FRIDAY, Aug. 21, 2020 (HealthDay News) -- The decrease in vaccination orders seen during the COVID-19 pandemic could offset increases in vaccinations for adolescents from 2018 to 2019, according to research published in the Aug. 21 issue of the U.S. Centers for Disease Control and Prevention Morbidity and Mortality Weekly Report.
Laurie D. Elam-Evans, Ph.D., from the CDC in Atlanta, and colleagues analyzed data from the 2019 National Immunization Survey-Teen to estimate vaccination coverage among 13- to 17-year-olds in the United States.
The researchers found that from 2018 to 2019, there was an increase in coverage with at least one dose of human papillomavirus (HPV) vaccine, from 68.1 to 71.5 percent; a corresponding increase was noted in the percentage of adolescents who were up to date with the HPV vaccination series (from 51.1 to 54.2 percent). There was also an increase in adolescent receipt of at least one dose of quadrivalent meningococcal conjugate vaccine (MenACWY), from 86.6 to 88.9 percent.

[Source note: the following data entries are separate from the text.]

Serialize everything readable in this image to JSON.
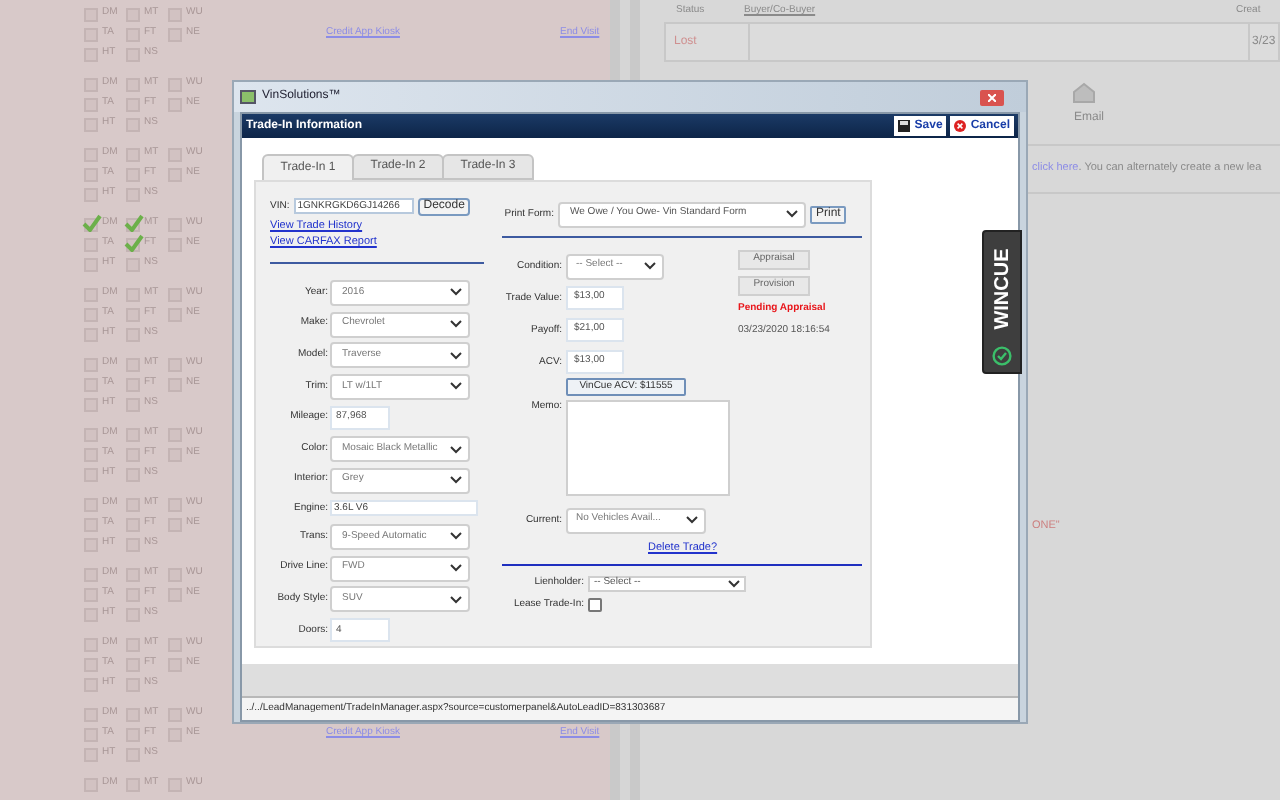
{
  "background": {
    "groups": [
      {
        "rows": [
          [
            {
              "label": "DM",
              "checked": false
            },
            {
              "label": "MT",
              "checked": false
            },
            {
              "label": "WU",
              "checked": false
            }
          ],
          [
            {
              "label": "TA",
              "checked": false
            },
            {
              "label": "FT",
              "checked": false
            },
            {
              "label": "NE",
              "checked": false
            }
          ],
          [
            {
              "label": "HT",
              "checked": false
            },
            {
              "label": "NS",
              "checked": false
            }
          ]
        ],
        "links": [
          "Credit App Kiosk",
          "End Visit"
        ]
      },
      {
        "rows": [
          [
            {
              "label": "DM",
              "checked": false
            },
            {
              "label": "MT",
              "checked": false
            },
            {
              "label": "WU",
              "checked": false
            }
          ],
          [
            {
              "label": "TA",
              "checked": false
            },
            {
              "label": "FT",
              "checked": false
            },
            {
              "label": "NE",
              "checked": false
            }
          ],
          [
            {
              "label": "HT",
              "checked": false
            },
            {
              "label": "NS",
              "checked": false
            }
          ]
        ]
      },
      {
        "rows": [
          [
            {
              "label": "DM",
              "checked": false
            },
            {
              "label": "MT",
              "checked": false
            },
            {
              "label": "WU",
              "checked": false
            }
          ],
          [
            {
              "label": "TA",
              "checked": false
            },
            {
              "label": "FT",
              "checked": false
            },
            {
              "label": "NE",
              "checked": false
            }
          ],
          [
            {
              "label": "HT",
              "checked": false
            },
            {
              "label": "NS",
              "checked": false
            }
          ]
        ]
      },
      {
        "rows": [
          [
            {
              "label": "DM",
              "checked": true
            },
            {
              "label": "MT",
              "checked": true
            },
            {
              "label": "WU",
              "checked": false
            }
          ],
          [
            {
              "label": "TA",
              "checked": false
            },
            {
              "label": "FT",
              "checked": true
            },
            {
              "label": "NE",
              "checked": false
            }
          ],
          [
            {
              "label": "HT",
              "checked": false
            },
            {
              "label": "NS",
              "checked": false
            }
          ]
        ]
      },
      {
        "rows": [
          [
            {
              "label": "DM",
              "checked": false
            },
            {
              "label": "MT",
              "checked": false
            },
            {
              "label": "WU",
              "checked": false
            }
          ],
          [
            {
              "label": "TA",
              "checked": false
            },
            {
              "label": "FT",
              "checked": false
            },
            {
              "label": "NE",
              "checked": false
            }
          ],
          [
            {
              "label": "HT",
              "checked": false
            },
            {
              "label": "NS",
              "checked": false
            }
          ]
        ]
      },
      {
        "rows": [
          [
            {
              "label": "DM",
              "checked": false
            },
            {
              "label": "MT",
              "checked": false
            },
            {
              "label": "WU",
              "checked": false
            }
          ],
          [
            {
              "label": "TA",
              "checked": false
            },
            {
              "label": "FT",
              "checked": false
            },
            {
              "label": "NE",
              "checked": false
            }
          ],
          [
            {
              "label": "HT",
              "checked": false
            },
            {
              "label": "NS",
              "checked": false
            }
          ]
        ]
      },
      {
        "rows": [
          [
            {
              "label": "DM",
              "checked": false
            },
            {
              "label": "MT",
              "checked": false
            },
            {
              "label": "WU",
              "checked": false
            }
          ],
          [
            {
              "label": "TA",
              "checked": false
            },
            {
              "label": "FT",
              "checked": false
            },
            {
              "label": "NE",
              "checked": false
            }
          ],
          [
            {
              "label": "HT",
              "checked": false
            },
            {
              "label": "NS",
              "checked": false
            }
          ]
        ]
      },
      {
        "rows": [
          [
            {
              "label": "DM",
              "checked": false
            },
            {
              "label": "MT",
              "checked": false
            },
            {
              "label": "WU",
              "checked": false
            }
          ],
          [
            {
              "label": "TA",
              "checked": false
            },
            {
              "label": "FT",
              "checked": false
            },
            {
              "label": "NE",
              "checked": false
            }
          ],
          [
            {
              "label": "HT",
              "checked": false
            },
            {
              "label": "NS",
              "checked": false
            }
          ]
        ]
      },
      {
        "rows": [
          [
            {
              "label": "DM",
              "checked": false
            },
            {
              "label": "MT",
              "checked": false
            },
            {
              "label": "WU",
              "checked": false
            }
          ],
          [
            {
              "label": "TA",
              "checked": false
            },
            {
              "label": "FT",
              "checked": false
            },
            {
              "label": "NE",
              "checked": false
            }
          ],
          [
            {
              "label": "HT",
              "checked": false
            },
            {
              "label": "NS",
              "checked": false
            }
          ]
        ]
      },
      {
        "rows": [
          [
            {
              "label": "DM",
              "checked": false
            },
            {
              "label": "MT",
              "checked": false
            },
            {
              "label": "WU",
              "checked": false
            }
          ],
          [
            {
              "label": "TA",
              "checked": false
            },
            {
              "label": "FT",
              "checked": false
            },
            {
              "label": "NE",
              "checked": false
            }
          ],
          [
            {
              "label": "HT",
              "checked": false
            },
            {
              "label": "NS",
              "checked": false
            }
          ]
        ]
      },
      {
        "rows": [
          [
            {
              "label": "DM",
              "checked": false
            },
            {
              "label": "MT",
              "checked": false
            },
            {
              "label": "WU",
              "checked": false
            }
          ],
          [
            {
              "label": "TA",
              "checked": false
            },
            {
              "label": "FT",
              "checked": false
            },
            {
              "label": "NE",
              "checked": false
            }
          ],
          [
            {
              "label": "HT",
              "checked": false
            },
            {
              "label": "NS",
              "checked": false
            }
          ]
        ],
        "links": [
          "Credit App Kiosk",
          "End Visit"
        ]
      },
      {
        "rows": [
          [
            {
              "label": "DM",
              "checked": false
            },
            {
              "label": "MT",
              "checked": false
            },
            {
              "label": "WU",
              "checked": false
            }
          ]
        ]
      }
    ],
    "table": {
      "columns": [
        "Status",
        "Buyer/Co-Buyer",
        "Creat"
      ],
      "status": "Lost",
      "created": "3/23"
    },
    "action": {
      "label": "Email"
    },
    "notice": {
      "link": "click here",
      "text": ". You can alternately create a new lea"
    },
    "fragment": "ONE\""
  },
  "window": {
    "title": "VinSolutions™",
    "header": "Trade-In Information",
    "buttons": [
      {
        "label": "Save",
        "kind": "save"
      },
      {
        "label": "Cancel",
        "kind": "cancel"
      }
    ],
    "tabs": [
      {
        "label": "Trade-In 1",
        "selected": true
      },
      {
        "label": "Trade-In 2",
        "selected": false
      },
      {
        "label": "Trade-In 3",
        "selected": false
      }
    ],
    "vin": {
      "label": "VIN:",
      "value": "1GNKRGKD6GJ14266",
      "button": "Decode"
    },
    "links": [
      "View Trade History",
      "View CARFAX Report"
    ],
    "vehicle_fields": [
      {
        "label": "Year:",
        "value": "2016",
        "kind": "select"
      },
      {
        "label": "Make:",
        "value": "Chevrolet",
        "kind": "select"
      },
      {
        "label": "Model:",
        "value": "Traverse",
        "kind": "select"
      },
      {
        "label": "Trim:",
        "value": "LT w/1LT",
        "kind": "select"
      },
      {
        "label": "Mileage:",
        "value": "87,968",
        "kind": "input"
      },
      {
        "label": "Color:",
        "value": "Mosaic Black Metallic",
        "kind": "select"
      },
      {
        "label": "Interior:",
        "value": "Grey",
        "kind": "select"
      },
      {
        "label": "Engine:",
        "value": "3.6L V6",
        "kind": "wide"
      },
      {
        "label": "Trans:",
        "value": "9-Speed Automatic",
        "kind": "select"
      },
      {
        "label": "Drive Line:",
        "value": "FWD",
        "kind": "select"
      },
      {
        "label": "Body Style:",
        "value": "SUV",
        "kind": "select"
      },
      {
        "label": "Doors:",
        "value": "4",
        "kind": "input"
      }
    ],
    "print": {
      "label": "Print Form:",
      "value": "We Owe / You Owe- Vin Standard Form",
      "button": "Print"
    },
    "deal_fields": [
      {
        "label": "Condition:",
        "value": "-- Select --",
        "kind": "select"
      },
      {
        "label": "Trade Value:",
        "value": "$13,00",
        "kind": "input"
      },
      {
        "label": "Payoff:",
        "value": "$21,00",
        "kind": "input"
      },
      {
        "label": "ACV:",
        "value": "$13,00",
        "kind": "input",
        "button": "VinCue ACV: $11555"
      },
      {
        "label": "Memo:",
        "kind": "textarea"
      },
      {
        "label": "Current:",
        "value": "No Vehicles Avail...",
        "kind": "select"
      }
    ],
    "delete_link": "Delete Trade?",
    "lienholder": {
      "label": "Lienholder:",
      "value": "-- Select --"
    },
    "lease": {
      "label": "Lease Trade-In:",
      "checked": false
    },
    "side_buttons": [
      "Appraisal",
      "Provision"
    ],
    "appraisal_status": {
      "text": "Pending Appraisal",
      "date": "03/23/2020 18:16:54"
    },
    "status_bar": "../../LeadManagement/TradeInManager.aspx?source=customerpanel&AutoLeadID=831303687"
  },
  "side_tab": {
    "label": "WINCUE"
  }
}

Lower coverage with at least one dose of MenACWY and at least one HPV vaccine dose was observed for those living outside a metropolitan statistical area among adolescents living at or above the poverty line. In mid-March 2020, there was a decrease in vaccine orders for the HPV vaccine; tetanus toxoid, reduced diphtheria toxoid, and acellular pertussis vaccine; and MenACWY.
"Ensuring routine immunization services for adolescents, even during the COVID-19 pandemic, is essential to continuing progress in protecting individuals and communities from vaccine-preventable diseases and outbreaks," the authors write.